Working in a bookstore has made me realize two important things about readers: people love to travel (even in the internet age, guidebooks are indispensable) and more people than I expected are part of book clubs. Seldom, however, do I hear of the two pastimes converging. People that are looking to participate in a club or a team with an aim to travel don’t often consider books to be the crux of adventure. Sporting events, wine tastings, beach vacations, and pilgrimages seem to make up the majority of group leisure trips. If your hobbies include collecting, buying, loving, and devouring literary ephemera then book tours are a pretty inexpensive and exciting way to enjoy cultural excursions with friends and provide alternative “lenses” for exploring a city. It can be overwhelming to plan a trip for a group because there’s always the possibility of disappointing at least one person, so having a theme for your itinerary can aid you in establishing a common ground that’s fun for everyone.
Recently, I was lucky enough to go to New York City with a group of friends and I was astounded by the amount of book-related activities and sites that my (very organized) friend could fit into one itinerary. We covered a lot of ground, I really got to experience the creative pulse of the city, and I would highly recommend checking out any of these amazing places when planning your much-needed weekend vacation to New York City:
The Plaza Hotel: Located on the edge of Central Park where you’re sure to a hail a cab or carriage ride if need be, is the luxurious and historical Plaza Hotel. F. Scott Fitzgerald and Zelda were regulars of the Champagne Room and notoriously frolicked in the fountain outside. The hotel has functioned as a setting in many books and films, including the adorable Eloise books. There’s even a children’s store that celebrates the adorable hotel dweller in the bottom level. Upstairs there’s an Assouline store, which houses some great coffee table books, secondhand titles, and luxurious leathers for customizing your library.
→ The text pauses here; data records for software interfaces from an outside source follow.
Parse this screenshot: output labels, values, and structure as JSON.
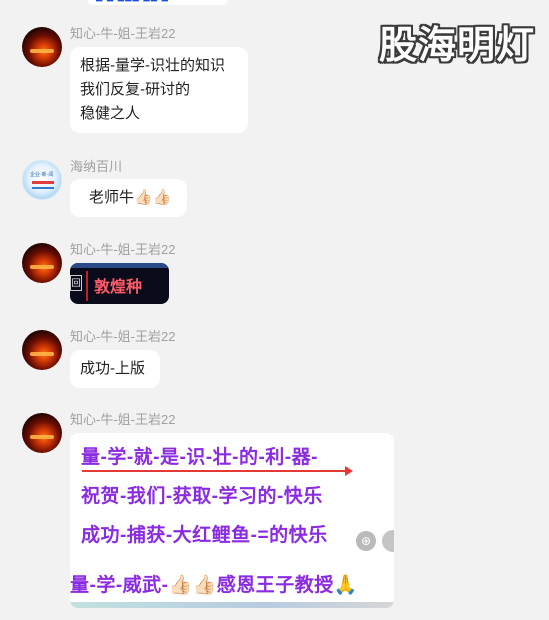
{
  "watermark": "股海明灯",
  "messages": [
    {
      "sender": "知心-牛-姐-王岩22",
      "text_lines": [
        "根据-量学-识壮的知识",
        "我们反复-研讨的",
        "稳健之人"
      ]
    },
    {
      "sender": "海纳百川",
      "text": "老师牛👍🏻👍🏻"
    },
    {
      "sender": "知心-牛-姐-王岩22",
      "image_text": "敦煌种",
      "image_frame_glyph": "回"
    },
    {
      "sender": "知心-牛-姐-王岩22",
      "text": "成功-上版"
    },
    {
      "sender": "知心-牛-姐-王岩22",
      "image_lines": [
        "量-学-就-是-识-壮-的-利-器-",
        "祝贺-我们-获取-学习的-快乐",
        "成功-捕获-大红鲤鱼-=的快乐",
        "量-学-威武-👍🏻👍🏻感恩王子教授🙏"
      ]
    }
  ],
  "icons": {
    "zoom": "zoom-in-icon",
    "more": "more-icon"
  }
}
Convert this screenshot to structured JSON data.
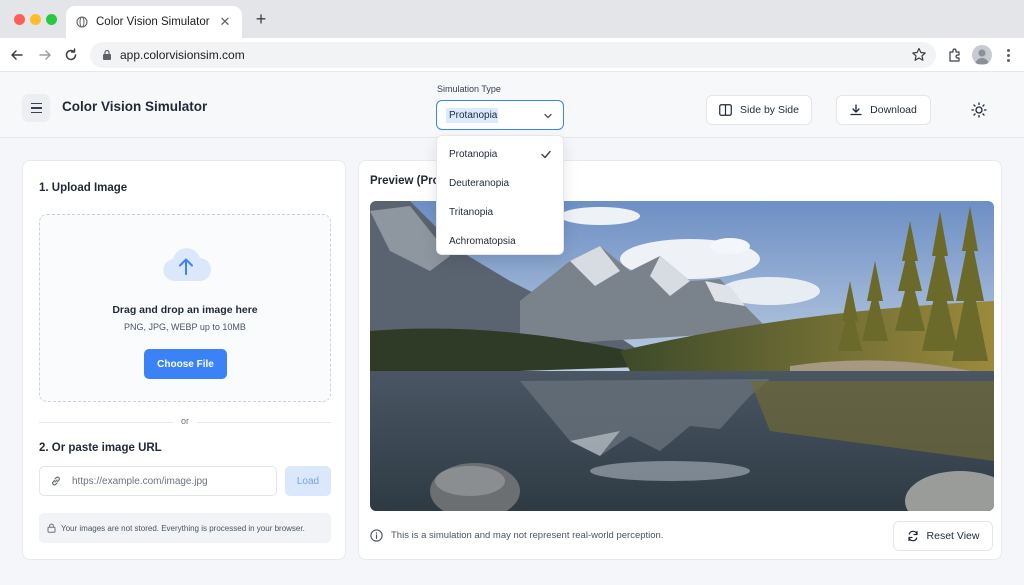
{
  "browser": {
    "tab_title": "Color Vision Simulator",
    "url": "app.colorvisionsim.com",
    "icons": [
      "back-icon",
      "forward-icon",
      "reload-icon",
      "lock-icon",
      "star-icon",
      "extensions-icon",
      "profile-icon",
      "kebab-menu-icon",
      "close-icon",
      "plus-icon"
    ]
  },
  "header": {
    "title": "Color Vision Simulator",
    "sim_type_label": "Simulation Type",
    "sim_type_value": "Protanopia",
    "side_by_side_label": "Side by Side",
    "download_label": "Download"
  },
  "dropdown": {
    "options": [
      {
        "label": "Protanopia",
        "selected": true
      },
      {
        "label": "Deuteranopia",
        "selected": false
      },
      {
        "label": "Tritanopia",
        "selected": false
      },
      {
        "label": "Achromatopsia",
        "selected": false
      }
    ]
  },
  "upload": {
    "title": "1. Upload Image",
    "drop_text": "Drag and drop an image here",
    "formats_text": "PNG, JPG, WEBP up to 10MB",
    "choose_label": "Choose File",
    "or_text": "or",
    "url_title": "2. Or paste image URL",
    "url_placeholder": "https://example.com/image.jpg",
    "load_label": "Load",
    "privacy_text": "Your images are not stored. Everything is processed in your browser."
  },
  "preview": {
    "title": "Preview (Protanopia)",
    "disclaimer": "This is a simulation and may not represent real-world perception.",
    "reset_label": "Reset View"
  },
  "colors": {
    "accent": "#3b82f6",
    "accent_light": "#dbeafe",
    "page_bg": "#f4f6f9"
  }
}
New York Public Library: The opposite of the brutally grotesque and grotesquely Brutalist Robarts Library, this huge and beautiful building leaves a lasting impression on visitors as an awe-inspiring tribute to the importance of literacy in culture. Quotations cut into marble, painted ceilings, and a famous reading room (complete with green lamps) are some of the aesthetic wonders to be found within the library’s walls.
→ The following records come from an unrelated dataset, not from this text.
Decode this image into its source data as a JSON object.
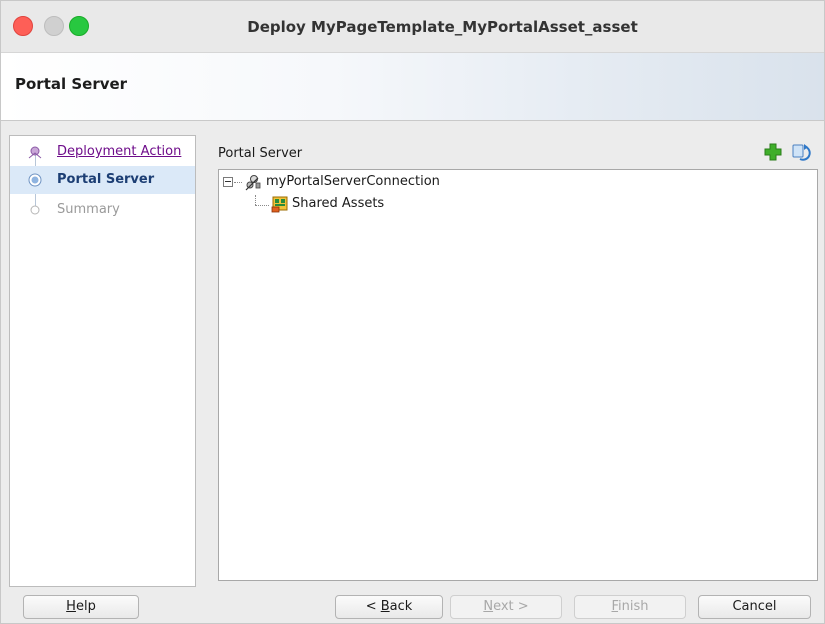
{
  "window": {
    "title": "Deploy MyPageTemplate_MyPortalAsset_asset"
  },
  "header": {
    "title": "Portal Server"
  },
  "steps": [
    {
      "label": "Deployment Action",
      "state": "visited"
    },
    {
      "label": "Portal Server",
      "state": "current"
    },
    {
      "label": "Summary",
      "state": "disabled"
    }
  ],
  "panel": {
    "label": "Portal Server",
    "tools": {
      "add_icon": "green-plus-icon",
      "refresh_icon": "refresh-icon"
    }
  },
  "tree": {
    "root": {
      "label": "myPortalServerConnection",
      "icon": "connection-icon",
      "expanded": true
    },
    "children": [
      {
        "label": "Shared Assets",
        "icon": "shared-assets-icon"
      }
    ]
  },
  "buttons": {
    "help_prefix": "",
    "help_mnemonic": "H",
    "help_rest": "elp",
    "back_prefix": "< ",
    "back_mnemonic": "B",
    "back_rest": "ack",
    "next_mnemonic": "N",
    "next_rest": "ext >",
    "finish_mnemonic": "F",
    "finish_rest": "inish",
    "cancel": "Cancel"
  },
  "colors": {
    "close": "#fe5f57",
    "maximize": "#28c840",
    "link_visited": "#6e0c8a",
    "current_step": "#1c3e74",
    "selection": "#dbe9f8"
  }
}
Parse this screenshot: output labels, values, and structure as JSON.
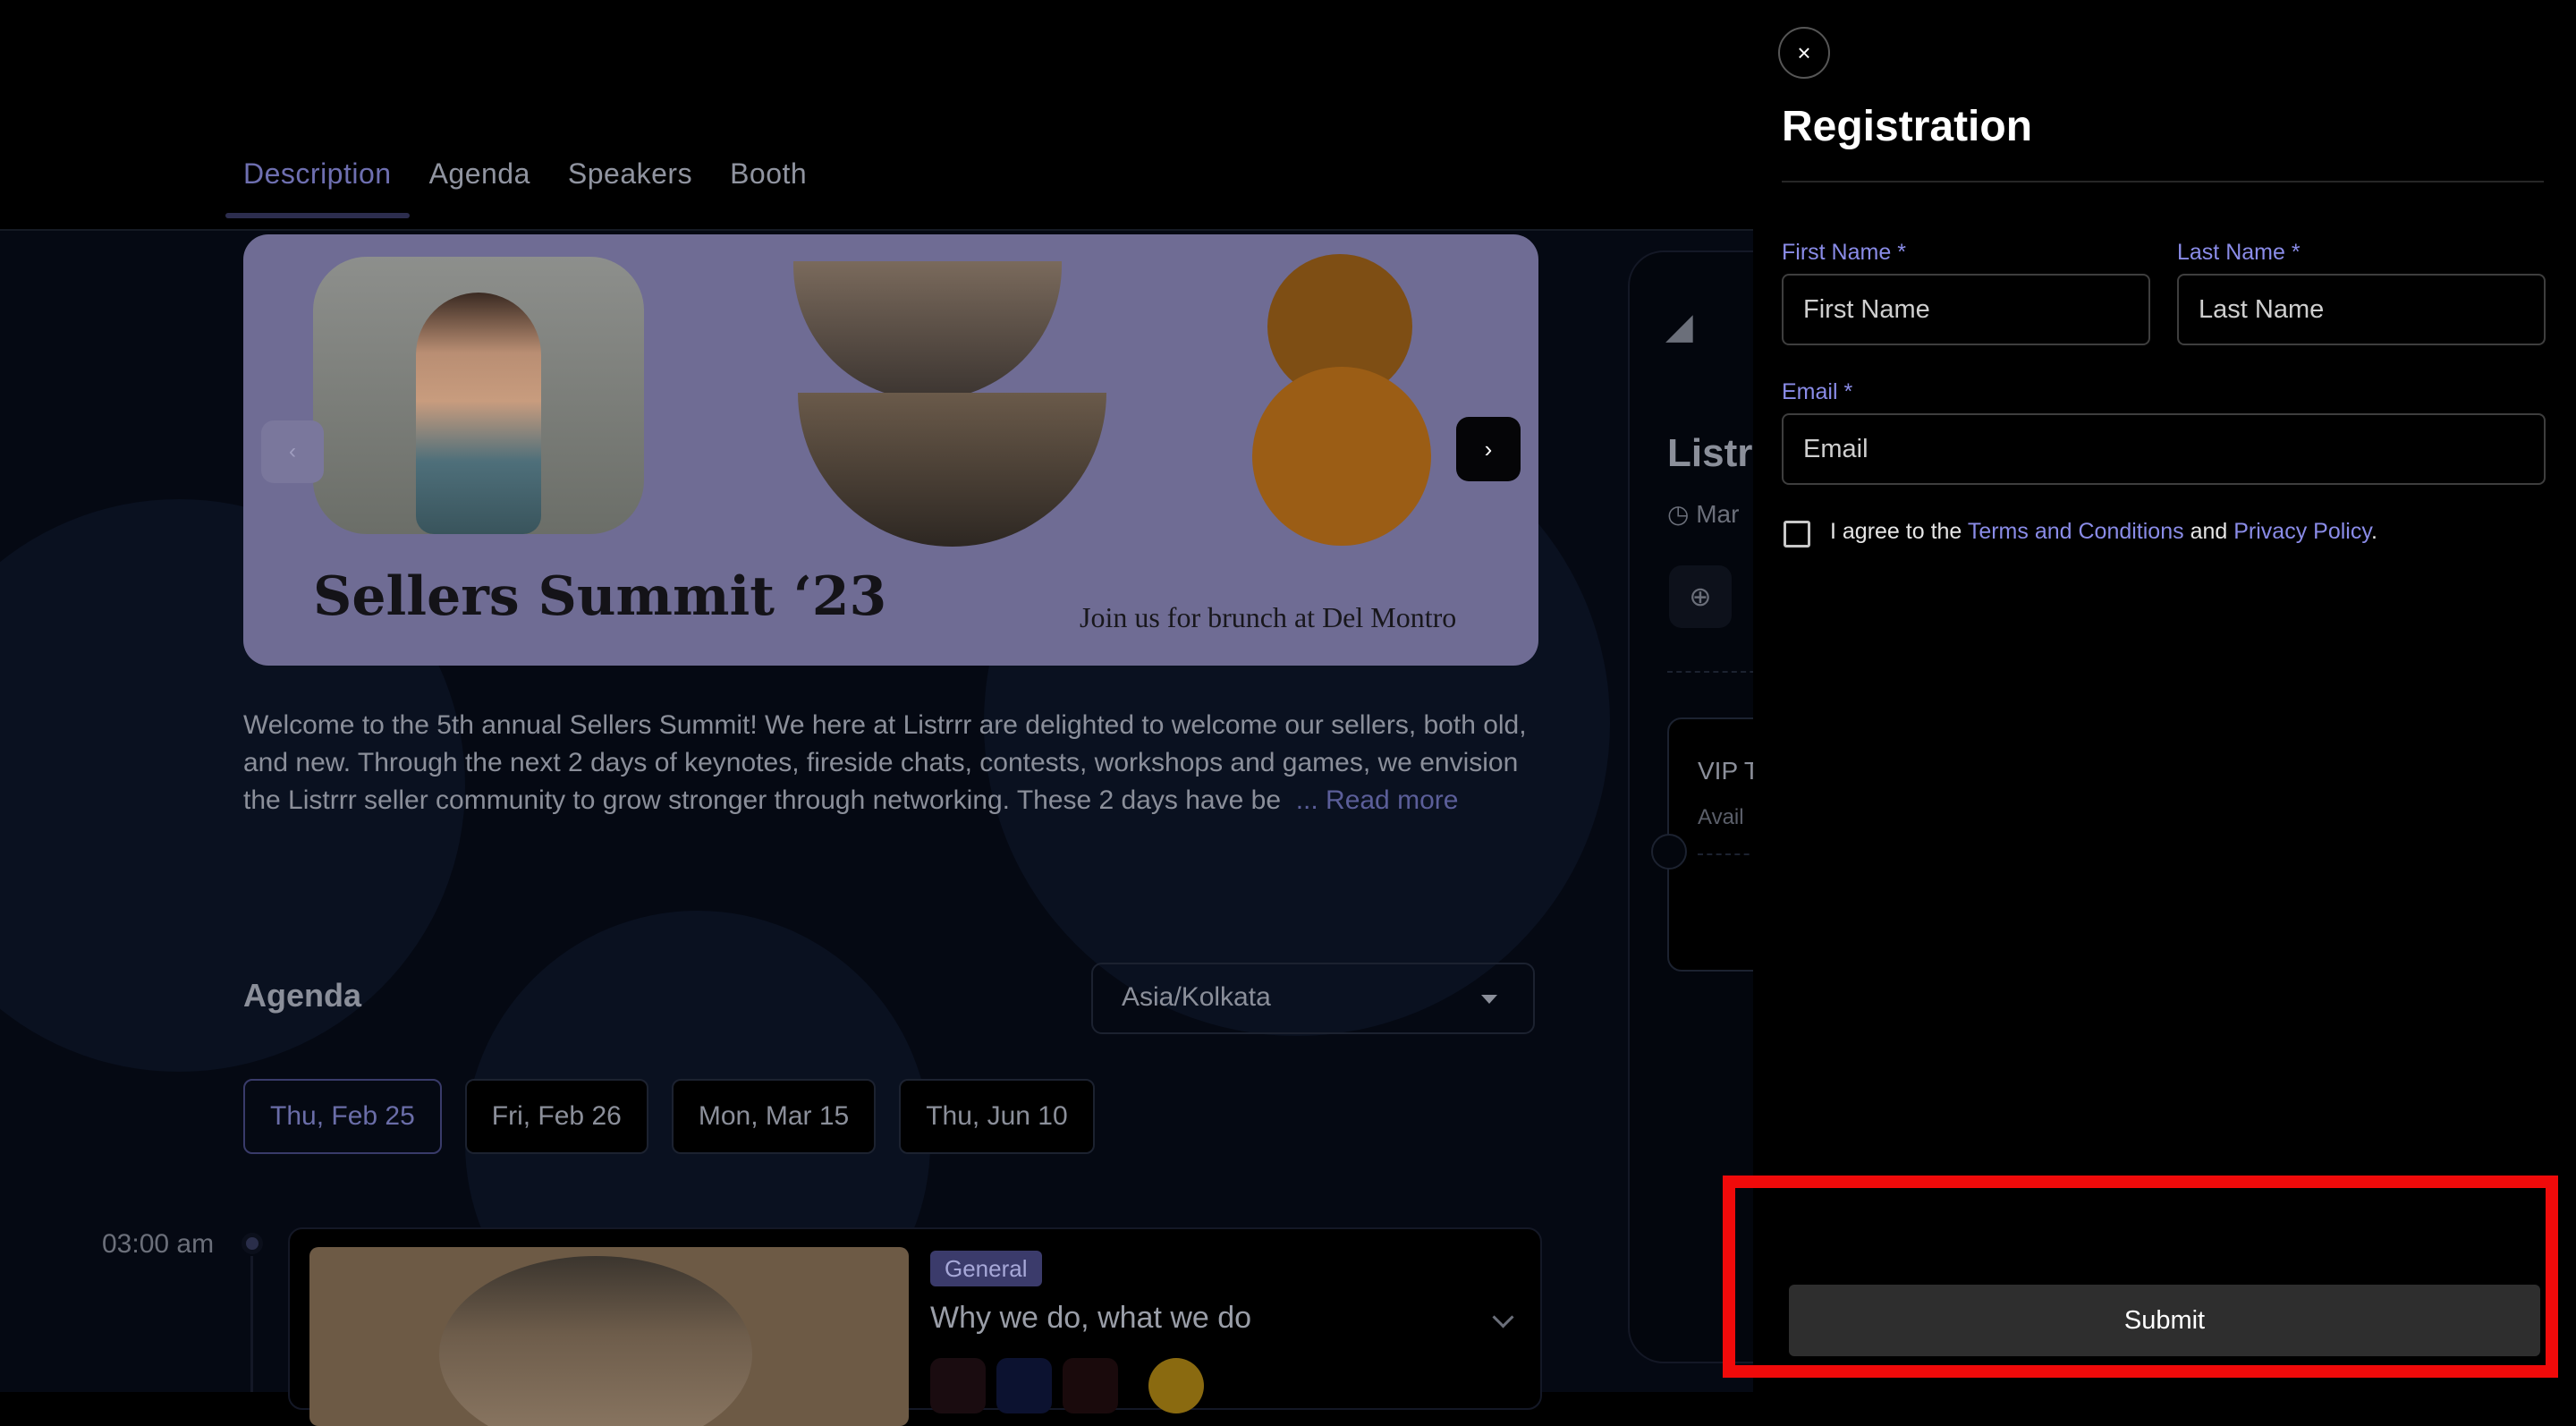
{
  "tabs": [
    {
      "label": "Description",
      "active": true
    },
    {
      "label": "Agenda"
    },
    {
      "label": "Speakers"
    },
    {
      "label": "Booth"
    }
  ],
  "banner": {
    "title": "Sellers Summit ‘23",
    "subtitle": "Join us for brunch at Del Montro",
    "prev_icon": "‹",
    "next_icon": "›"
  },
  "description": {
    "text": "Welcome to the 5th annual Sellers Summit! We here at Listrrr are delighted to welcome our sellers, both old, and new. Through the next 2 days of keynotes, fireside chats, contests, workshops and games, we envision the Listrrr seller community to grow stronger through networking. These 2 days have be",
    "read_more": "... Read more"
  },
  "agenda": {
    "heading": "Agenda",
    "timezone": "Asia/Kolkata",
    "dates": [
      "Thu, Feb 25",
      "Fri, Feb 26",
      "Mon, Mar 15",
      "Thu, Jun 10"
    ],
    "active_date_index": 0,
    "session": {
      "time": "03:00 am",
      "badge": "General",
      "title": "Why we do, what we do"
    }
  },
  "side_card": {
    "name_partial": "Listrr",
    "date_partial": "Mar",
    "ticket_name_partial": "VIP T",
    "ticket_avail_partial": "Avail"
  },
  "registration": {
    "close_icon": "×",
    "title": "Registration",
    "first_name_label": "First Name",
    "last_name_label": "Last Name",
    "email_label": "Email",
    "required_mark": "*",
    "first_name_placeholder": "First Name",
    "last_name_placeholder": "Last Name",
    "email_placeholder": "Email",
    "agree_prefix": "I agree to the",
    "terms_link": "Terms and Conditions",
    "agree_and": "and",
    "privacy_link": "Privacy Policy",
    "agree_suffix": ".",
    "submit_label": "Submit"
  },
  "colors": {
    "accent": "#8a8ce8",
    "highlight": "#f00a0a",
    "submit_bg": "#2e2e2e"
  }
}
Morgan Library and Museum: The private library-turned-museum is the apotheosis of book porn. It indulges every fantasy an avid reader may have about luxurious libraries and it is definitely worth a visit if you would like to see some incredible rare artifacts. I could have spent hours there surrounded by the carved wood ceilings, leather bound books, marble floors, imagining myself reading next to a fireplace that’s larger than me. We saw a fantastic exhibition with pieces from the Bodleian Library, including Sappho’s fragments, a First Folio of Shakespeare, drafts of Frankenstein, John Smith’s hand-drawn map of North America, and a Gutenberg bible.
Greenwich Village: If you’re venturing outside of Manhattan for the afternoon, head to Greenwich Village, the famous neighbourhood that inspired and delighted many writers including Louisa May Alcott, Anais Nin, and the Beatniks. Although many of the authors’ homes and favourite bars have now changed, you can still go see the original buildings, and there are lots of places to visit and stop for a drink, such as The White Horse Tavern, a favourite haunt of Dylan Thomas and Allen Ginsberg.
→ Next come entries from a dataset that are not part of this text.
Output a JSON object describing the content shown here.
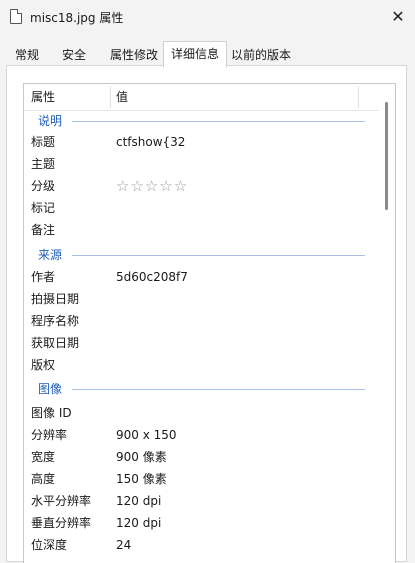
{
  "window": {
    "title": "misc18.jpg 属性",
    "close_glyph": "✕"
  },
  "tabs": [
    {
      "label": "常规"
    },
    {
      "label": "安全"
    },
    {
      "label": "属性修改"
    },
    {
      "label": "详细信息"
    },
    {
      "label": "以前的版本"
    }
  ],
  "active_tab": "详细信息",
  "columns": {
    "property": "属性",
    "value": "值"
  },
  "sections": {
    "description": "说明",
    "origin": "来源",
    "image": "图像"
  },
  "rows": {
    "title": {
      "name": "标题",
      "value": "ctfshow{32"
    },
    "subject": {
      "name": "主题",
      "value": ""
    },
    "rating": {
      "name": "分级",
      "stars": 5,
      "filled": 0,
      "glyph": "☆☆☆☆☆"
    },
    "tags": {
      "name": "标记",
      "value": ""
    },
    "comments": {
      "name": "备注",
      "value": ""
    },
    "author": {
      "name": "作者",
      "value": "5d60c208f7"
    },
    "date_taken": {
      "name": "拍摄日期",
      "value": ""
    },
    "program": {
      "name": "程序名称",
      "value": ""
    },
    "date_acquired": {
      "name": "获取日期",
      "value": ""
    },
    "copyright": {
      "name": "版权",
      "value": ""
    },
    "image_id": {
      "name": "图像 ID",
      "value": ""
    },
    "dimensions": {
      "name": "分辨率",
      "value": "900 x 150"
    },
    "width": {
      "name": "宽度",
      "value": "900 像素"
    },
    "height": {
      "name": "高度",
      "value": "150 像素"
    },
    "hres": {
      "name": "水平分辨率",
      "value": "120 dpi"
    },
    "vres": {
      "name": "垂直分辨率",
      "value": "120 dpi"
    },
    "bitdepth": {
      "name": "位深度",
      "value": "24"
    }
  },
  "icons": {
    "file": "file-icon",
    "close": "close-icon",
    "star": "star-outline-icon"
  },
  "colors": {
    "section_label": "#1f5fb8",
    "section_line": "#a9c1e2",
    "panel_bg": "#ffffff",
    "window_bg": "#f3f3f3"
  }
}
Washington Square Park: The NYC Parks department does quite a good job of accurately describing this bustling cultural hub on its website:
A marsh. A cemetery. A parade ground. A gathering spot for avant-garde artists. A battleground for chess enthusiasts. A playground for canines and children. Washington Square Park has served various roles for its community throughout the years.
If you enjoy people watching, definitely give your feet a rest in this historical park, on the street that inspired Henry James’s short novel Washington Square.
Some of Strand’s 18 Miles of Books
Argosy, Strand, and Bauman Rare Books: Why kid ourselves? It’s really fun to go shopping on vacations and at least buying books will help curb buyers’ remorse. Argosy and Strand are amazing used bookstores in which you can spend hours picking through unique, odd, and one-of-a-kind editions. You owe it to yourself to discover whether or not Strand actually carries “18 Miles” of books as it claims in its slogan. If your budget is considerably larger or if you want to enjoy the lush setting of a multi-level library (with ladders, like you’ve always wanted) then head to Bauman Rare Books and enjoy looking at some very unique masterpieces of book-making.
If you look above you in New York City, there are skyscrapers from your favourite films, around you are century-old apartments where your favourite author lived, and beneath your feet are plaques with quotations celebrating New York’s literary legacies. As Toronto metropolitan reputation grows, it should take note of NYC’s efforts to maintain its intellectual heritage as it tends to function as a hub to so much talent.